--- START ---
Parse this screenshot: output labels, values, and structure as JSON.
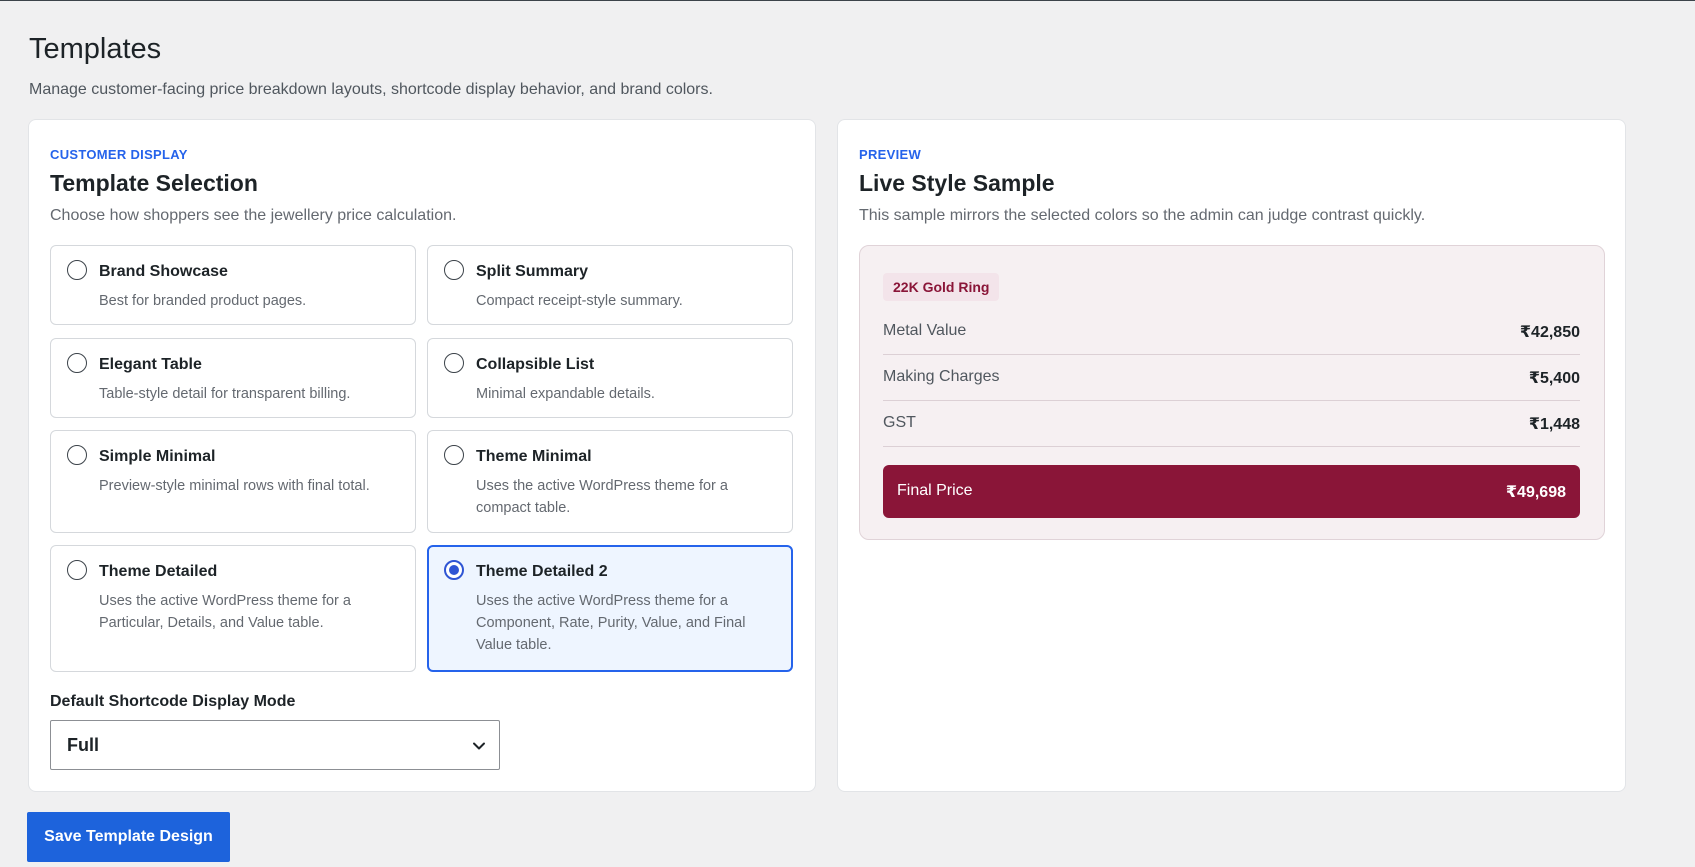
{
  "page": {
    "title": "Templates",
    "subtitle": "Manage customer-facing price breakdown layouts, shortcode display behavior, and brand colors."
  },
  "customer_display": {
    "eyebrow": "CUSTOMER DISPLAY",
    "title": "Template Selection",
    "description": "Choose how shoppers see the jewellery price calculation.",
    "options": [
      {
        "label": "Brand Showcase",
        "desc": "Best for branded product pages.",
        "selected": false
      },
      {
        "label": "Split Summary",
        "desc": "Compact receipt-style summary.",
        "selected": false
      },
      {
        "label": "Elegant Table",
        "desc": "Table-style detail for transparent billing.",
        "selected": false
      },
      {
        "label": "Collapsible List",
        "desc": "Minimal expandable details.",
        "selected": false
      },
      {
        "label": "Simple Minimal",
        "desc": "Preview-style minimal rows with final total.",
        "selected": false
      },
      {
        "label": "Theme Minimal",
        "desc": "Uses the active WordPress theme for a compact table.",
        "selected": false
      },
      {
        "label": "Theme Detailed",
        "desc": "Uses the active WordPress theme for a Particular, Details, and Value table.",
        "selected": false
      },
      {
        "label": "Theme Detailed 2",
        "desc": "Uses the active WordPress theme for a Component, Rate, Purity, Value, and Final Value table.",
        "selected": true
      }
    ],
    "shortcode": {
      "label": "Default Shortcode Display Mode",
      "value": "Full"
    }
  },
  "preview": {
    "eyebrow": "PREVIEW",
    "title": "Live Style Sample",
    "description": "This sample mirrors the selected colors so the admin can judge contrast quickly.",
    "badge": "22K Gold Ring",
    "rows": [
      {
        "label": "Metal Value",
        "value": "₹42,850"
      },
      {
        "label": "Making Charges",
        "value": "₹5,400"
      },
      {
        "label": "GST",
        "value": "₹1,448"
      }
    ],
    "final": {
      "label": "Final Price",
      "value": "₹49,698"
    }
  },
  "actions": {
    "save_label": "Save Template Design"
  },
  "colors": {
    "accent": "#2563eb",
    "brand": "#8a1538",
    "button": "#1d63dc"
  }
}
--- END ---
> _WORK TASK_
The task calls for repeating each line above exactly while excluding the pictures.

> _WRITTEN ANSWER_
Parse this screenshot: output labels, values, and structure as JSON.
{
  "page": {
    "title": "Templates",
    "subtitle": "Manage customer-facing price breakdown layouts, shortcode display behavior, and brand colors."
  },
  "customer_display": {
    "eyebrow": "CUSTOMER DISPLAY",
    "title": "Template Selection",
    "description": "Choose how shoppers see the jewellery price calculation.",
    "options": [
      {
        "label": "Brand Showcase",
        "desc": "Best for branded product pages.",
        "selected": false
      },
      {
        "label": "Split Summary",
        "desc": "Compact receipt-style summary.",
        "selected": false
      },
      {
        "label": "Elegant Table",
        "desc": "Table-style detail for transparent billing.",
        "selected": false
      },
      {
        "label": "Collapsible List",
        "desc": "Minimal expandable details.",
        "selected": false
      },
      {
        "label": "Simple Minimal",
        "desc": "Preview-style minimal rows with final total.",
        "selected": false
      },
      {
        "label": "Theme Minimal",
        "desc": "Uses the active WordPress theme for a compact table.",
        "selected": false
      },
      {
        "label": "Theme Detailed",
        "desc": "Uses the active WordPress theme for a Particular, Details, and Value table.",
        "selected": false
      },
      {
        "label": "Theme Detailed 2",
        "desc": "Uses the active WordPress theme for a Component, Rate, Purity, Value, and Final Value table.",
        "selected": true
      }
    ],
    "shortcode": {
      "label": "Default Shortcode Display Mode",
      "value": "Full"
    }
  },
  "preview": {
    "eyebrow": "PREVIEW",
    "title": "Live Style Sample",
    "description": "This sample mirrors the selected colors so the admin can judge contrast quickly.",
    "badge": "22K Gold Ring",
    "rows": [
      {
        "label": "Metal Value",
        "value": "₹42,850"
      },
      {
        "label": "Making Charges",
        "value": "₹5,400"
      },
      {
        "label": "GST",
        "value": "₹1,448"
      }
    ],
    "final": {
      "label": "Final Price",
      "value": "₹49,698"
    }
  },
  "actions": {
    "save_label": "Save Template Design"
  },
  "colors": {
    "accent": "#2563eb",
    "brand": "#8a1538",
    "button": "#1d63dc"
  }
}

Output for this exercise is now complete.